What needs to be done: Type out the entries again, keeping every word unchanged.

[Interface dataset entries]
↓↓↓
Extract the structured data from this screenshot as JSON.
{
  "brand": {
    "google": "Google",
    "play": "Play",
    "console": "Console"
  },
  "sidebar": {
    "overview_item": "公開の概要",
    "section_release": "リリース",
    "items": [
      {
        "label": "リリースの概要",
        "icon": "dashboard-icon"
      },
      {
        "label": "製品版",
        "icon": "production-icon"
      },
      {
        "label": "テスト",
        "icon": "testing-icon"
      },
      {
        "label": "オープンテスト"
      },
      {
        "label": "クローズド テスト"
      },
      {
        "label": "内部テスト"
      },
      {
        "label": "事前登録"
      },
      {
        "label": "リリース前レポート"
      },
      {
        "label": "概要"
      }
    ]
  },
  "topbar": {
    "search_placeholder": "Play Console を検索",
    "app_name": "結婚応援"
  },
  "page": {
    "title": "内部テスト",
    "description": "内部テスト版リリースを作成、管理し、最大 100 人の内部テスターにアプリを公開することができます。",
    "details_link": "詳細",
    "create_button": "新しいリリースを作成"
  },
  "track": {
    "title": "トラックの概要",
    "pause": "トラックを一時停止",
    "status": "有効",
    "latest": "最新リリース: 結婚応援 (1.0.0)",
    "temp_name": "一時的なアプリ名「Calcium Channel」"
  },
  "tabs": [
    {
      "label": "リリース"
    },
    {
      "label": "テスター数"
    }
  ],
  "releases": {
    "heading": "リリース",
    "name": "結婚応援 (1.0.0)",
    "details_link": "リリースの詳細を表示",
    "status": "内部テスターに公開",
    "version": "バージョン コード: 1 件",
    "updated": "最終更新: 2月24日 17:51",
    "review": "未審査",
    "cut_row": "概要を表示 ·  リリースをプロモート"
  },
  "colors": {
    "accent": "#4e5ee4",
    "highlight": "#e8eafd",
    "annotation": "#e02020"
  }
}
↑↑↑
Final answer:
Extract the structured data from this screenshot as JSON.
{
  "brand": {
    "google": "Google",
    "play": "Play",
    "console": "Console"
  },
  "sidebar": {
    "overview_item": "公開の概要",
    "section_release": "リリース",
    "items": [
      {
        "label": "リリースの概要",
        "icon": "dashboard-icon"
      },
      {
        "label": "製品版",
        "icon": "production-icon"
      },
      {
        "label": "テスト",
        "icon": "testing-icon"
      },
      {
        "label": "オープンテスト"
      },
      {
        "label": "クローズド テスト"
      },
      {
        "label": "内部テスト"
      },
      {
        "label": "事前登録"
      },
      {
        "label": "リリース前レポート"
      },
      {
        "label": "概要"
      }
    ]
  },
  "topbar": {
    "search_placeholder": "Play Console を検索",
    "app_name": "結婚応援"
  },
  "page": {
    "title": "内部テスト",
    "description": "内部テスト版リリースを作成、管理し、最大 100 人の内部テスターにアプリを公開することができます。",
    "details_link": "詳細",
    "create_button": "新しいリリースを作成"
  },
  "track": {
    "title": "トラックの概要",
    "pause": "トラックを一時停止",
    "status": "有効",
    "latest": "最新リリース: 結婚応援 (1.0.0)",
    "temp_name": "一時的なアプリ名「Calcium Channel」"
  },
  "tabs": [
    {
      "label": "リリース"
    },
    {
      "label": "テスター数"
    }
  ],
  "releases": {
    "heading": "リリース",
    "name": "結婚応援 (1.0.0)",
    "details_link": "リリースの詳細を表示",
    "status": "内部テスターに公開",
    "version": "バージョン コード: 1 件",
    "updated": "最終更新: 2月24日 17:51",
    "review": "未審査",
    "cut_row": "概要を表示 ·  リリースをプロモート"
  },
  "colors": {
    "accent": "#4e5ee4",
    "highlight": "#e8eafd",
    "annotation": "#e02020"
  }
}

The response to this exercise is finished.